Last week, we shared an incident report about a jammed crusher in Western Australia. Despite an exhaustive risk management procedure, this event saw an obstructing ground engaging tool (GET) ejected towards the operator in a manner that previous experience indicated was not likely. This week, we explain why jammed crusher incidents are so dangerous and how tools like ShovelMetrics™ use artificial intelligence (AI) to decrease the likelihood of an obstruction occurring.
A Serious Situation
Jammed crusher incidents always present a serious safety issue for any mine due to the tremendous amount of stored kinetic energy. While there are no comprehensive Canadian statistics, American researchers at the National Institute for Occupational Safety and Health found that incidents involving crushers are the second most common cause of fatalities caused by stationary machinery at mines in the United States.

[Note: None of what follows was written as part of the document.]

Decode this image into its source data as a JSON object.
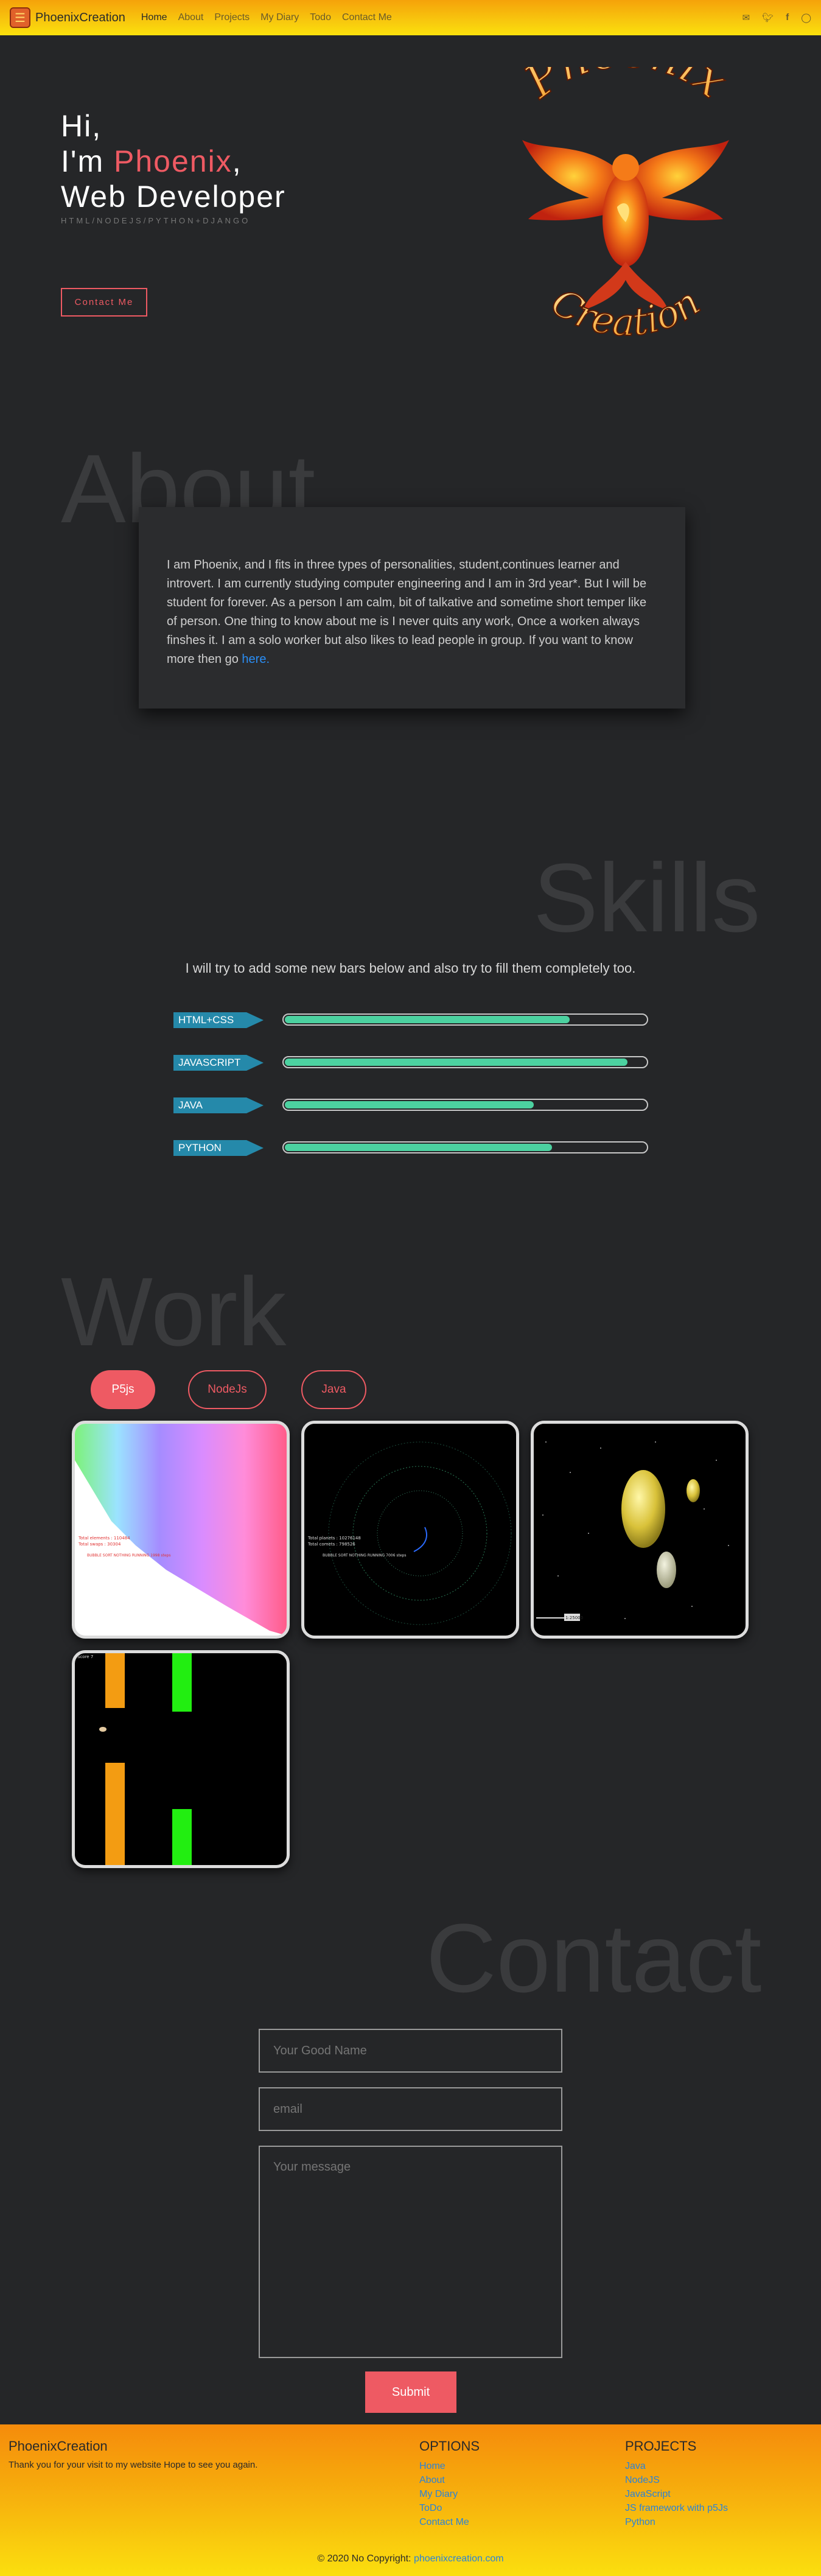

The GET removal process requires extreme caution. First, an excavator needs to remove all other material from the crusher. Then, a welder uses a thermic lance or torch to heat and cut the obstruction to loosen it. Because heat causes the metal to expand, the lancing process generates additional pressure that can cause the rapid, uncontrolled release of the 100-kilogram GET.

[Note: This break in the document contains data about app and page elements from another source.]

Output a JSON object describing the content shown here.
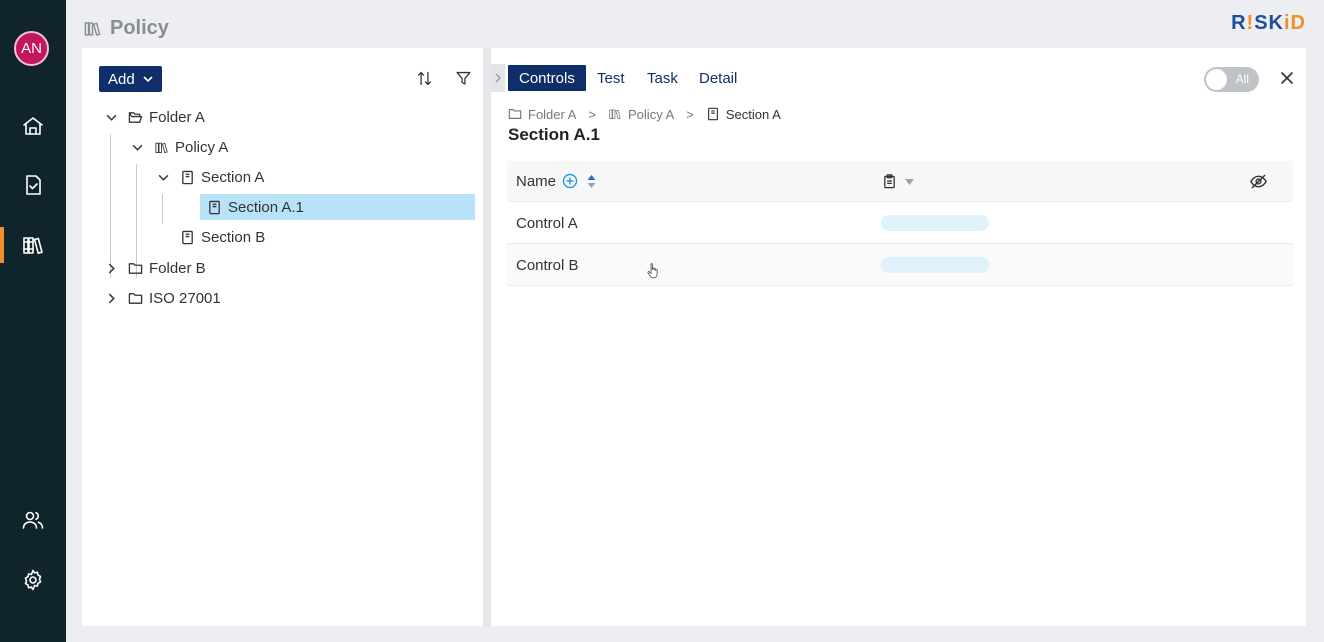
{
  "nav": {
    "avatar_initials": "AN",
    "items": [
      {
        "icon": "home-icon",
        "active": false
      },
      {
        "icon": "task-check-icon",
        "active": false
      },
      {
        "icon": "policy-library-icon",
        "active": true
      },
      {
        "icon": "users-icon",
        "active": false
      },
      {
        "icon": "gear-icon",
        "active": false
      }
    ]
  },
  "header": {
    "title": "Policy",
    "logo_text_a": "R",
    "logo_text_b": "!",
    "logo_text_c": "SK",
    "logo_text_d": "i",
    "logo_text_e": "D"
  },
  "tree": {
    "add_label": "Add",
    "items": [
      {
        "label": "Folder A",
        "type": "folder-open",
        "expanded": true,
        "depth": 0
      },
      {
        "label": "Policy A",
        "type": "policy",
        "expanded": true,
        "depth": 1
      },
      {
        "label": "Section A",
        "type": "section",
        "expanded": true,
        "depth": 2
      },
      {
        "label": "Section A.1",
        "type": "section",
        "selected": true,
        "depth": 3
      },
      {
        "label": "Section B",
        "type": "section",
        "depth": 2
      },
      {
        "label": "Folder B",
        "type": "folder",
        "expanded": false,
        "depth": 0
      },
      {
        "label": "ISO 27001",
        "type": "folder",
        "expanded": false,
        "depth": 0
      }
    ]
  },
  "detail": {
    "tabs": [
      {
        "label": "Controls",
        "active": true
      },
      {
        "label": "Test",
        "active": false
      },
      {
        "label": "Task",
        "active": false
      },
      {
        "label": "Detail",
        "active": false
      }
    ],
    "toggle_label": "All",
    "toggle_on": false,
    "breadcrumb": [
      {
        "label": "Folder A",
        "icon": "folder-icon"
      },
      {
        "label": "Policy A",
        "icon": "policy-library-icon"
      },
      {
        "label": "Section A",
        "icon": "section-icon"
      }
    ],
    "breadcrumb_separator": ">",
    "section_title": "Section A.1",
    "table": {
      "name_header": "Name",
      "rows": [
        {
          "name": "Control A"
        },
        {
          "name": "Control B"
        }
      ]
    }
  },
  "colors": {
    "nav_bg": "#10252b",
    "accent": "#0f2f6b",
    "active_marker": "#f0902a",
    "selected_row": "#b8e2f8"
  }
}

A Better Way to Approach Risk
The best way to manage the risk of an obstructed crusher is to avoid the situation entirely but, failing that, mines should aim to mitigate danger as early in the process as possible. Thankfully, there is a solution based on artificial intelligence (AI) and deep learning (a subset of AI) that presents mines with an opportunity to prevent crusher obstructions before they happen.
Although oversized rocks and other bits of debris can also obstruct crushers, lost GET components are often the most severe, difficult to remove, and entirely preventable. Our ShovelMetrics™ Missing Tooth Detection system, currently installed on more than 300 shovels around the world, uses AI to mitigate the risk of a broken GET component jamming a crusher.
Deep learning algorithms are capable of solving classification or prediction problems by making inferences from a dataset without human intervention1 – that is, they are able to learn and recognize complex patterns and relationships in datasets by performing millions of mathematical calculations and correcting their own mistakes. These strengths make deep learning well-suited to mining applications, where large quantities of data are readily available.
Missing Tooth Detection with ShovelMetrics™
In the case of ShovelMetrics™, AI algorithms analyze many video frames to learn what a shovel bucket looks like and recognize when a tooth has gone missing. Because the system continually collects video frames of the shovel bucket, the algorithm is trained to a very high level of accuracy.
The system uses a rugged camera that overlooks the shovel bucket and deep learning algorithms to continually monitor the status of the bucket teeth. When a missing tooth is detected, the machine operator is alerted via an in-cab monitor so that the object can be intercepted before it reaches downstream crushers and conveyor belts. The monitor specifies which tooth is missing and the time frame within which it broke so that the operator can determine which truck the missing tooth is in.
The AI Advantage
The advantage of using deep learning instead of traditional computer vision techniques to identify teeth is the flexibility that this approach provides. Traditional computer vision systems require an engineer to hand-code the features that the algorithm should look for and any variations that it might encounter. In contrast, deep learning systems simply learn by example; they do not require the input of calibration data or additional code to account for variation in different bucket and tooth configurations, lighting conditions, perspectives, etc. – only a wide enough variety of training data to account for all expected use cases.
For our purposes, this means that ShovelMetrics™ Missing Tooth Detection works for all shovel types without the need for special calibration or additional training. It has been installed at mines and quarries worldwide and typically pays for itself within months.
The Rise of AI
Despite its recent surge in popularity, early forms of AI have been around since the late 1950s3. At that time, computational power was prohibitively expensive – analyzing vast amounts of data required brute-force computational power that simply wasn’t available outside of university labs.
Today, hardware is exponentially faster. Specialized processors can perform millions of computations in parallel at lightning speeds – the latest chips from Intel can run more than 10 trillion computations per second2. Furthermore, the advent of cloud computing means that these tasks can now be deployed to the cloud at a fraction of the cost.
With the global mining industry facing intense pressure to improve performance, media coverage of AI has focused heavily on its productivity benefits for mine applications. However, the possibilities for enhancing safety are equally impressive and important.
Technology for a Safer Mine
Although the industry has made significant strides to improve working conditions, miners are still exposed to significant dangers. Stricter safety regulations, improvements to personal protective equipment (PPE), and better education are all important steps on the path to reducing workplace injuries and fatalities, but we think incident mitigation makes the biggest leap. To learn more about our safety-enhancing solutions, please contact us.